**Activity**
Where a line in the entries below contains the word "Georeference", it counts; give the total by itself.

**Entries taken from a collection**
☆ ☆ ☆ ☆ ☆

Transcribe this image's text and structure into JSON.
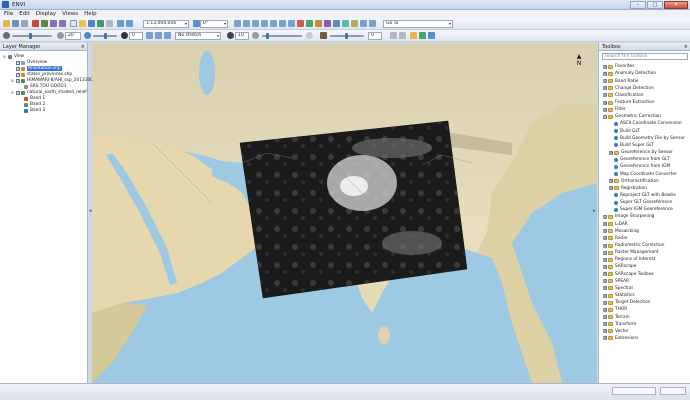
{
  "window": {
    "title": "ENVI",
    "controls": [
      "–",
      "□",
      "✕"
    ]
  },
  "menu": [
    "File",
    "Edit",
    "Display",
    "Views",
    "Help"
  ],
  "toolbar": {
    "scale": "1:13,004,056",
    "rotation": "0°",
    "goto": "Go To",
    "stretch": "No stretch",
    "value_1": "20",
    "value_2": "0",
    "value_3": "10"
  },
  "layer_manager": {
    "title": "Layer Manager",
    "items": [
      {
        "label": "View",
        "indent": 0,
        "expander": "⊟",
        "checked": null,
        "selected": false,
        "icon": "view-icon"
      },
      {
        "label": "Overview",
        "indent": 1,
        "expander": "",
        "checked": true,
        "selected": false,
        "icon": "overview-icon"
      },
      {
        "label": "Annotation.shp",
        "indent": 1,
        "expander": "",
        "checked": true,
        "selected": true,
        "icon": "vector-layer-icon"
      },
      {
        "label": "states_provinces.shp",
        "indent": 1,
        "expander": "",
        "checked": true,
        "selected": false,
        "icon": "vector-layer-icon"
      },
      {
        "label": "HIMAWARI-8/AHI_ssp_20131009",
        "indent": 1,
        "expander": "⊟",
        "checked": true,
        "selected": false,
        "icon": "raster-layer-icon"
      },
      {
        "label": "SRS TOU GOOD1",
        "indent": 2,
        "expander": "",
        "checked": null,
        "selected": false,
        "icon": "crs-icon"
      },
      {
        "label": "natural_earth_shaded_relief",
        "indent": 1,
        "expander": "⊟",
        "checked": true,
        "selected": false,
        "icon": "raster-layer-icon"
      },
      {
        "label": "Band 1",
        "indent": 2,
        "expander": "",
        "checked": null,
        "selected": false,
        "icon": "band-red-icon"
      },
      {
        "label": "Band 2",
        "indent": 2,
        "expander": "",
        "checked": null,
        "selected": false,
        "icon": "band-green-icon"
      },
      {
        "label": "Band 3",
        "indent": 2,
        "expander": "",
        "checked": null,
        "selected": false,
        "icon": "band-blue-icon"
      }
    ]
  },
  "map": {
    "north_label": "N"
  },
  "toolbox": {
    "title": "Toolbox",
    "search_placeholder": "Search the toolbox",
    "items": [
      {
        "label": "Favorites",
        "indent": 0,
        "kind": "folder",
        "expander": "⊞"
      },
      {
        "label": "Anomaly Detection",
        "indent": 0,
        "kind": "folder",
        "expander": "⊞"
      },
      {
        "label": "Band Ratio",
        "indent": 0,
        "kind": "folder",
        "expander": "⊞"
      },
      {
        "label": "Change Detection",
        "indent": 0,
        "kind": "folder",
        "expander": "⊞"
      },
      {
        "label": "Classification",
        "indent": 0,
        "kind": "folder",
        "expander": "⊞"
      },
      {
        "label": "Feature Extraction",
        "indent": 0,
        "kind": "folder",
        "expander": "⊞"
      },
      {
        "label": "Filter",
        "indent": 0,
        "kind": "folder",
        "expander": "⊞"
      },
      {
        "label": "Geometric Correction",
        "indent": 0,
        "kind": "folder",
        "expander": "⊟"
      },
      {
        "label": "ASCII Coordinate Conversion",
        "indent": 1,
        "kind": "tool",
        "expander": ""
      },
      {
        "label": "Build GLT",
        "indent": 1,
        "kind": "tool",
        "expander": ""
      },
      {
        "label": "Build Geometry File by Sensor",
        "indent": 1,
        "kind": "tool",
        "expander": ""
      },
      {
        "label": "Build Super GLT",
        "indent": 1,
        "kind": "tool",
        "expander": ""
      },
      {
        "label": "Georeference by Sensor",
        "indent": 1,
        "kind": "folder",
        "expander": "⊞"
      },
      {
        "label": "Georeference from GLT",
        "indent": 1,
        "kind": "tool",
        "expander": ""
      },
      {
        "label": "Georeference from IGM",
        "indent": 1,
        "kind": "tool",
        "expander": ""
      },
      {
        "label": "Map Coordinate Converter",
        "indent": 1,
        "kind": "tool",
        "expander": ""
      },
      {
        "label": "Orthorectification",
        "indent": 1,
        "kind": "folder",
        "expander": "⊞"
      },
      {
        "label": "Registration",
        "indent": 1,
        "kind": "folder",
        "expander": "⊞"
      },
      {
        "label": "Reproject GLT with Bowtie",
        "indent": 1,
        "kind": "tool",
        "expander": ""
      },
      {
        "label": "Super GLT Georeference",
        "indent": 1,
        "kind": "tool",
        "expander": ""
      },
      {
        "label": "Super IGM Georeference",
        "indent": 1,
        "kind": "tool",
        "expander": ""
      },
      {
        "label": "Image Sharpening",
        "indent": 0,
        "kind": "folder",
        "expander": "⊞"
      },
      {
        "label": "LiDAR",
        "indent": 0,
        "kind": "folder",
        "expander": "⊞"
      },
      {
        "label": "Mosaicking",
        "indent": 0,
        "kind": "folder",
        "expander": "⊞"
      },
      {
        "label": "Radar",
        "indent": 0,
        "kind": "folder",
        "expander": "⊞"
      },
      {
        "label": "Radiometric Correction",
        "indent": 0,
        "kind": "folder",
        "expander": "⊞"
      },
      {
        "label": "Raster Management",
        "indent": 0,
        "kind": "folder",
        "expander": "⊞"
      },
      {
        "label": "Regions of Interest",
        "indent": 0,
        "kind": "folder",
        "expander": "⊞"
      },
      {
        "label": "SARscape",
        "indent": 0,
        "kind": "folder",
        "expander": "⊞"
      },
      {
        "label": "SARscape Toolbox",
        "indent": 0,
        "kind": "folder",
        "expander": "⊞"
      },
      {
        "label": "SPEAR",
        "indent": 0,
        "kind": "folder",
        "expander": "⊞"
      },
      {
        "label": "Spectral",
        "indent": 0,
        "kind": "folder",
        "expander": "⊞"
      },
      {
        "label": "Statistics",
        "indent": 0,
        "kind": "folder",
        "expander": "⊞"
      },
      {
        "label": "Target Detection",
        "indent": 0,
        "kind": "folder",
        "expander": "⊞"
      },
      {
        "label": "THOR",
        "indent": 0,
        "kind": "folder",
        "expander": "⊞"
      },
      {
        "label": "Terrain",
        "indent": 0,
        "kind": "folder",
        "expander": "⊞"
      },
      {
        "label": "Transform",
        "indent": 0,
        "kind": "folder",
        "expander": "⊞"
      },
      {
        "label": "Vector",
        "indent": 0,
        "kind": "folder",
        "expander": "⊞"
      },
      {
        "label": "Extensions",
        "indent": 0,
        "kind": "folder",
        "expander": "⊞"
      }
    ]
  },
  "colors": {
    "ocean": "#9dc9e3",
    "land": "#e8dcb8",
    "selection": "#3875d7",
    "folder": "#e3c15a"
  }
}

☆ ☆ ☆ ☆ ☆

**Task result**
5